Using the data beneath, show every line that includes the word "Producto".

Website and app data records:
========================================
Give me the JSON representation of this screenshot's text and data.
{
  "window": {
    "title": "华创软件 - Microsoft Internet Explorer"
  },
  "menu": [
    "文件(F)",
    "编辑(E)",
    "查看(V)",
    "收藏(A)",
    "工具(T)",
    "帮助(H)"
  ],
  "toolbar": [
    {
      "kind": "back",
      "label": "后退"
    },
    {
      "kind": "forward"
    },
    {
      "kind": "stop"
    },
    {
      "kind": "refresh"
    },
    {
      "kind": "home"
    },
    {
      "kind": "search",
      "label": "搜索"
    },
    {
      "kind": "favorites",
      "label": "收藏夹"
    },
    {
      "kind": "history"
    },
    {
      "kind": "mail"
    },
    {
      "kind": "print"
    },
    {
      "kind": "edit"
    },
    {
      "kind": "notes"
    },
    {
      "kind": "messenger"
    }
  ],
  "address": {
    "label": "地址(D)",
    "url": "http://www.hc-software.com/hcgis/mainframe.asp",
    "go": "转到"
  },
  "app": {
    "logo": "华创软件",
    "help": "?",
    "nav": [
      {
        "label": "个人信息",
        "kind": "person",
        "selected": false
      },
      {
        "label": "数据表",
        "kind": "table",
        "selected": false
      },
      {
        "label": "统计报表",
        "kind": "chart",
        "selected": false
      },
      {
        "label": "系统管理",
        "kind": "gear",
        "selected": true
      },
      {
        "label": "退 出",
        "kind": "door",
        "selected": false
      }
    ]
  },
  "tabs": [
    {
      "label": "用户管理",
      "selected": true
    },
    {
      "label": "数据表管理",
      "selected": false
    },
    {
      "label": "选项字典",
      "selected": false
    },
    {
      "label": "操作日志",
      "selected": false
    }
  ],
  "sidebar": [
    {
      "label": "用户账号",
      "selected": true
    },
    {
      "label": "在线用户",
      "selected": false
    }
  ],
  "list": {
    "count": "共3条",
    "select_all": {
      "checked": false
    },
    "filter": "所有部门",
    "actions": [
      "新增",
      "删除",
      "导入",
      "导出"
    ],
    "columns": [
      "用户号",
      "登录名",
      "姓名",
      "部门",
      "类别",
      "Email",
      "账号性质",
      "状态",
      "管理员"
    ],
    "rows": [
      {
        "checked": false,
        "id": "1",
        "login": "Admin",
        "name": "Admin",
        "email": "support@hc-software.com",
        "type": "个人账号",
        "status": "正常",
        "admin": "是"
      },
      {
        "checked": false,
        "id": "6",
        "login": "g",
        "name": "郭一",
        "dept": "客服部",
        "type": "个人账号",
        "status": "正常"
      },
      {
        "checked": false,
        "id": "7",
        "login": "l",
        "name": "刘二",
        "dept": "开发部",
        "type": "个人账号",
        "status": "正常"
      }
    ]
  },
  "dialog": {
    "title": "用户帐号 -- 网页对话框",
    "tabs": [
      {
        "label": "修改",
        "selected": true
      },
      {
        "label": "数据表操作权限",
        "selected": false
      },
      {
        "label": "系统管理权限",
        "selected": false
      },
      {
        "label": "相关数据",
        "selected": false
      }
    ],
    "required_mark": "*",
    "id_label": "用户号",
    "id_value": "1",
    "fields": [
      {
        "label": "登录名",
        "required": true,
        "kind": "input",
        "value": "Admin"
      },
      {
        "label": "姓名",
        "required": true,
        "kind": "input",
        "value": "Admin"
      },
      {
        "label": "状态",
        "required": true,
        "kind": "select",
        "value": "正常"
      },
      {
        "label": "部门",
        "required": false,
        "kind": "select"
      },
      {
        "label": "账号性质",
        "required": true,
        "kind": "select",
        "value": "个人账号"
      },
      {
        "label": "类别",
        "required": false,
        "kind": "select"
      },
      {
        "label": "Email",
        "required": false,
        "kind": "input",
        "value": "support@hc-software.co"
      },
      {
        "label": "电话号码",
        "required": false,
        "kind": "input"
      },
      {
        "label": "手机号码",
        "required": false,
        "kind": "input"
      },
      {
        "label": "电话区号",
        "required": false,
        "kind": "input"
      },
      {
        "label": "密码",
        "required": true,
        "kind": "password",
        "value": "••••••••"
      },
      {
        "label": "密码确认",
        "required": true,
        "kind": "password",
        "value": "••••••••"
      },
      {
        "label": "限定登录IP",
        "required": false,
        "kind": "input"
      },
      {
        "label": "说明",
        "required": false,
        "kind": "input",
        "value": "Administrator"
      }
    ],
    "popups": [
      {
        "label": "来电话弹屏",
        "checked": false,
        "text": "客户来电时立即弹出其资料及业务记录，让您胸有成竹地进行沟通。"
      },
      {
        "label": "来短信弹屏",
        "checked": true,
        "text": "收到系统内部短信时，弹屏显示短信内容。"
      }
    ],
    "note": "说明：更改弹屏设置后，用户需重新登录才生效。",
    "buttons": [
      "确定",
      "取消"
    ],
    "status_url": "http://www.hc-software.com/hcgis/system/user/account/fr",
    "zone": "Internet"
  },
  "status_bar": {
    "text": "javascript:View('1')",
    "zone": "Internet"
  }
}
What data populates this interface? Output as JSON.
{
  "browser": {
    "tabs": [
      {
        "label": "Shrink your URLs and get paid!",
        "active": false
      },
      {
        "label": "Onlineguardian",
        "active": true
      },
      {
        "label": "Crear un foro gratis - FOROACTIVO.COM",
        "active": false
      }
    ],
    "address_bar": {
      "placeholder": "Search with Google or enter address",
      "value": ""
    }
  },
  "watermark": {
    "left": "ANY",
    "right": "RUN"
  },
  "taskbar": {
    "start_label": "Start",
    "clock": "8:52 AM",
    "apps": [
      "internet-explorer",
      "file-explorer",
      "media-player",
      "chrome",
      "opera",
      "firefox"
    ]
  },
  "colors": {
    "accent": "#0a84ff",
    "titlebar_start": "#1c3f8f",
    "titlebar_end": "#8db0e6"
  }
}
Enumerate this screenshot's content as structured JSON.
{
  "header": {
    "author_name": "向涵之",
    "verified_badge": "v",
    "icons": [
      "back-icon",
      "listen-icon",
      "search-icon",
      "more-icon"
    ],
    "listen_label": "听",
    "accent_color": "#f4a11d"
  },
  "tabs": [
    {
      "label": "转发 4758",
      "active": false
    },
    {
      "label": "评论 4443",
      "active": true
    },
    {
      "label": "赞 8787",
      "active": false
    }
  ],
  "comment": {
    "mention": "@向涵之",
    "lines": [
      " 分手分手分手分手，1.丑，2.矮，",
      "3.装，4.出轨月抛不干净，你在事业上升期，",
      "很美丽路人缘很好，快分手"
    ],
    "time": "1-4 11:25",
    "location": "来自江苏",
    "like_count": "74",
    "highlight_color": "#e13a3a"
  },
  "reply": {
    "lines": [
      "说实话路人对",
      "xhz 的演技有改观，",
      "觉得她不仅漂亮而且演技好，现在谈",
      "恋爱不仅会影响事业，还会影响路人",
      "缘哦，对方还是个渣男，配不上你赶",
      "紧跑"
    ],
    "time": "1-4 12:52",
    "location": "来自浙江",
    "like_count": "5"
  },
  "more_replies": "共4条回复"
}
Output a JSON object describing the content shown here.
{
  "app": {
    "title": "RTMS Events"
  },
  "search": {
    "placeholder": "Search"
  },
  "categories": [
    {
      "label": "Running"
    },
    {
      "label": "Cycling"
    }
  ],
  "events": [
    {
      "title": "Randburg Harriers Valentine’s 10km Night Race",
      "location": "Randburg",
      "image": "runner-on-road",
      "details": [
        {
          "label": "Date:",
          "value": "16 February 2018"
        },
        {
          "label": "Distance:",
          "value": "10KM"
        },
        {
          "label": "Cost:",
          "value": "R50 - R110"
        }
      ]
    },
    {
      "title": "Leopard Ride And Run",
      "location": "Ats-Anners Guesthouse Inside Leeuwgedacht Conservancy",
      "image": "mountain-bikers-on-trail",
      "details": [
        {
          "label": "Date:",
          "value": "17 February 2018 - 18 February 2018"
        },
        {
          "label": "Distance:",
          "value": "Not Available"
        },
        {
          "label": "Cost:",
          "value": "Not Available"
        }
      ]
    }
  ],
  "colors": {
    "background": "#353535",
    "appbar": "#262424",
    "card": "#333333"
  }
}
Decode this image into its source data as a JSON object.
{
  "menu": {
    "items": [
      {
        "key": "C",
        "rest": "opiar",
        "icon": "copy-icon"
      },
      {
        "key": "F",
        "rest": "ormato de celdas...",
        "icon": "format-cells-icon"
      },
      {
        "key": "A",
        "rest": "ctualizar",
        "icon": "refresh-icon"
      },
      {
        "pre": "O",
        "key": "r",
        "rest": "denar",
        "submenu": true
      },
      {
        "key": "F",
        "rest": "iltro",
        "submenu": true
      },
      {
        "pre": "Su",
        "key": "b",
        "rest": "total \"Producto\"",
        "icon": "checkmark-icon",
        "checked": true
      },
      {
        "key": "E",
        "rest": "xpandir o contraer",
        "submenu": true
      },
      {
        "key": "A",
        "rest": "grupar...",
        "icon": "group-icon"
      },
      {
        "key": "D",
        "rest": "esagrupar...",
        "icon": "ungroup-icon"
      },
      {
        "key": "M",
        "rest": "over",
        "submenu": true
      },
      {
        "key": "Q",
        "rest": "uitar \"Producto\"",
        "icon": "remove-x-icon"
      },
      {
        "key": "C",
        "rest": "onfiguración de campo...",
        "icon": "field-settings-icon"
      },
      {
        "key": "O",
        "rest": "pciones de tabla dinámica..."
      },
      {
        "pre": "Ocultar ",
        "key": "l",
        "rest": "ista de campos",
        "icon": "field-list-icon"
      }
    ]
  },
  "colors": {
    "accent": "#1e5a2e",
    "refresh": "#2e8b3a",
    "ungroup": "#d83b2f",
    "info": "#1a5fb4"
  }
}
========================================
● **Response to this exercise**:
        "rest": "total \"Producto\"",
        "rest": "uitar \"Producto\"",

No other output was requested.